Failure to apologise

During prime minister's questions, Labour leader Keir Starmer described Mr Johnson as a coward for his failure to apologise for trying to change the rules to save Mr Paterson.

"Here's the difference: when somebody in my party misbehaves, I kick them out. When somebody in his party misbehaves, he tries to get them off the hook," Sir Keir said.

Commons speaker Lindsay Hoyle intervened a number of times to rebuke Mr Johnson for attempting to question Sir Keir about his work while an MP for law firm Mishcon de Reya.

After prime minister's questions, MPs voted to compel the government to publish details of contracts won during the coronavirus pandemic by Randox, one of the companies Mr Paterson worked for. The government said it could not find a minute of a call between Randox and health minister Lord Bethell, but the company said it would co-operate with any inquiry.

During the debate on MPs’ second jobs, leader of the House Jacob Rees-Mogg said such experience enhanced parliament rather than diminishing performance.

‘Westminster bubble’

“The government believes that it is an historic strength of our system that MPs should have a wider focus than the Westminster bubble, that we should maintain connections to the world beyond so that we may draw on the insight and expertise that this experience offers, and that rather than a chamber replete with professional politicians with no previous career or future career other than to remain on the public payroll, we have a parliament that benefits from MPs with a broader range of talents and professional backgrounds,” he said.

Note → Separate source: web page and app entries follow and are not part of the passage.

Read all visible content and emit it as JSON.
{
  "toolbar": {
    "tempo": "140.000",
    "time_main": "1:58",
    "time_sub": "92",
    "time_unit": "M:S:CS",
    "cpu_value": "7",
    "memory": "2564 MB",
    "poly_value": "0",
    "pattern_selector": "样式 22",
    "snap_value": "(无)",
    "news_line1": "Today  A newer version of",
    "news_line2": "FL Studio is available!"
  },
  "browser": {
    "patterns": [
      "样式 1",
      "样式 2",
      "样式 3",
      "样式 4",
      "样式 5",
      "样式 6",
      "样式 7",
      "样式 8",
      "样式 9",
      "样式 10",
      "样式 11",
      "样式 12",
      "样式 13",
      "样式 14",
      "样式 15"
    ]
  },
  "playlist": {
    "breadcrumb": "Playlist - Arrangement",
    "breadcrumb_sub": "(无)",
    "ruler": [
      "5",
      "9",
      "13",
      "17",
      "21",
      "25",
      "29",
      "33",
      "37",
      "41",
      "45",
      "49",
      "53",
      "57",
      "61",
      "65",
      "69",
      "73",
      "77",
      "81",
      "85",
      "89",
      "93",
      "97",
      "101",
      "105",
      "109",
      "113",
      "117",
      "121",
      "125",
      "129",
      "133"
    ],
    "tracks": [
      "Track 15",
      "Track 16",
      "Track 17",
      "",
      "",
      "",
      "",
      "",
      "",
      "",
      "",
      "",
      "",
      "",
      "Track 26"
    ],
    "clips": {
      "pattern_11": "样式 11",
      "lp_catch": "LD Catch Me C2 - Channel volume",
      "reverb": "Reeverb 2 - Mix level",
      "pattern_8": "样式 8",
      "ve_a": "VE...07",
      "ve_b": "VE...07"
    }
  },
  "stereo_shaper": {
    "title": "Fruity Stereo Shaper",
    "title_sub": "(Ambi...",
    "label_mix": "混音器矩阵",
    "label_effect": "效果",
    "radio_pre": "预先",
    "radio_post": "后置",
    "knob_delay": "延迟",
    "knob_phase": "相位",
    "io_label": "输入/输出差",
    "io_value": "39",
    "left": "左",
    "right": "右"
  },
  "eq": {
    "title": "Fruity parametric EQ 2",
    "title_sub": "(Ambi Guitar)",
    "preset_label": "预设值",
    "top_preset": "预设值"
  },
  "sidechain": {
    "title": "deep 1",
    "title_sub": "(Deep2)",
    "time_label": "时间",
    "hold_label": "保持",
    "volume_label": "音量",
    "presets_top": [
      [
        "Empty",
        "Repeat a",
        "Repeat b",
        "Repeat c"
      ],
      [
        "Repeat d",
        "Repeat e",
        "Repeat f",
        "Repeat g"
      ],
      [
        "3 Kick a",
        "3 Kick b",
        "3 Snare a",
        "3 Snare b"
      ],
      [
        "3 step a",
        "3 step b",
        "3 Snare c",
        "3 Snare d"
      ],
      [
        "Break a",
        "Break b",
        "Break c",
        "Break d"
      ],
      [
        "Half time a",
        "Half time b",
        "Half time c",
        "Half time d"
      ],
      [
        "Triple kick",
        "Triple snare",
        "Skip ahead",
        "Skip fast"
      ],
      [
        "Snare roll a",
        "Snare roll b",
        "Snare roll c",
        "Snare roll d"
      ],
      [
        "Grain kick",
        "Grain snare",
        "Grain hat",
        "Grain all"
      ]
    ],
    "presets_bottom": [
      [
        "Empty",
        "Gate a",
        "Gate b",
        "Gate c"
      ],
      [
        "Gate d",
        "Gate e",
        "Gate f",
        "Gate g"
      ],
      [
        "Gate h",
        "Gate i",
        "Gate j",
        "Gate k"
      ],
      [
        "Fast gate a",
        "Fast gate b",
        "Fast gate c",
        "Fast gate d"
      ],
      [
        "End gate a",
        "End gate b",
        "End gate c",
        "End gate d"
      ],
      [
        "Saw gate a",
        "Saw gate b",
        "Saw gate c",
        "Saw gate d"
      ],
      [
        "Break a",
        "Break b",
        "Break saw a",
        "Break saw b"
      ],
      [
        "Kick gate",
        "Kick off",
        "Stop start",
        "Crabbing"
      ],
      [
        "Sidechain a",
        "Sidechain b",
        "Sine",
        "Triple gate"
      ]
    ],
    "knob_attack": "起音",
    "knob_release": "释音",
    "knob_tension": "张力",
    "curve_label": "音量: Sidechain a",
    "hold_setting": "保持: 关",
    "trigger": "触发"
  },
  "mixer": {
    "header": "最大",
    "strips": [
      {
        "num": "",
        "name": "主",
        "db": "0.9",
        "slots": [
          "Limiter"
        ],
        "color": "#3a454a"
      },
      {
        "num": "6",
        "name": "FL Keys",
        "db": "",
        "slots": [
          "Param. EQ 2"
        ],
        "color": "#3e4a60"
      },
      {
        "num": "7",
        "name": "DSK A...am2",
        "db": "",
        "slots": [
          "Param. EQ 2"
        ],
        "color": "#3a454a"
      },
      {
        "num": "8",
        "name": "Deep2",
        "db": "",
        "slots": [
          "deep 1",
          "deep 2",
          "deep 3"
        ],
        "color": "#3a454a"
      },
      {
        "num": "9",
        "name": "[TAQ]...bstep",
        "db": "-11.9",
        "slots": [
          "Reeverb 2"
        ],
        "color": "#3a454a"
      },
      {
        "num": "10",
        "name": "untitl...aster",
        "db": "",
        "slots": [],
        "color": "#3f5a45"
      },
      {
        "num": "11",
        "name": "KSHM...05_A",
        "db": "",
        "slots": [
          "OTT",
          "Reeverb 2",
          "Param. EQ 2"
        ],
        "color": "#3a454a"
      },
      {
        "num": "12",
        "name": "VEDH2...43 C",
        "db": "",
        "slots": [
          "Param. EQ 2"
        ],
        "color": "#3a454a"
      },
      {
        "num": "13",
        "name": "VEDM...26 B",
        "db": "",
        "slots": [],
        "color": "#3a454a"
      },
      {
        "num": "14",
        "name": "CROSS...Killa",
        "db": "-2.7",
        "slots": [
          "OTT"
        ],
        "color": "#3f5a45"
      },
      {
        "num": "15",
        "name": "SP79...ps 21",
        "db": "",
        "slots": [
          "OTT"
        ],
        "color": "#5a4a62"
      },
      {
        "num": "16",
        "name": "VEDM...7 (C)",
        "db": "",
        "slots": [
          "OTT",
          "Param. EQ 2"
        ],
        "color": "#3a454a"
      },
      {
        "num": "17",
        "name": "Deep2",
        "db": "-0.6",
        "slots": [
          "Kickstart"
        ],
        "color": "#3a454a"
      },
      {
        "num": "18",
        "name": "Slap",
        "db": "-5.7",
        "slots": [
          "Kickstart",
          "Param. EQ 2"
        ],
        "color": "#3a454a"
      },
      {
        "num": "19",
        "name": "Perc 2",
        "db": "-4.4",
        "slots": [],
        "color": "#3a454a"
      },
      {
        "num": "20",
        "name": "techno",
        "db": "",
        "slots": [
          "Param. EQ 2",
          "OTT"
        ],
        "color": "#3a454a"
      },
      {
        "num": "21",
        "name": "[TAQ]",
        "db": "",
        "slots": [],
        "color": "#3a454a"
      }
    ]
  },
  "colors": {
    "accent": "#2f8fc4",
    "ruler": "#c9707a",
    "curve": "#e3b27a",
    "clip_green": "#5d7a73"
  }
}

Conservative Charles Walker complained that MPs were "burning each other to a crisp" in the debate on standards.

“We love to skewer each other and place ourselves on the barbecue and roast ourselves pink and then serve ourselves up with a large side order of hubris,” he said. “The one thing I’ve learnt is that we’re not entitled to a fair hearing in this place; we’re guilty until proven guilty. It’s one of Newton’s laws: if you’re an MP you don’t get a fair hearing.”

Denis Staunton

Denis Staunton

Denis Staunton is China Correspondent of The Irish Times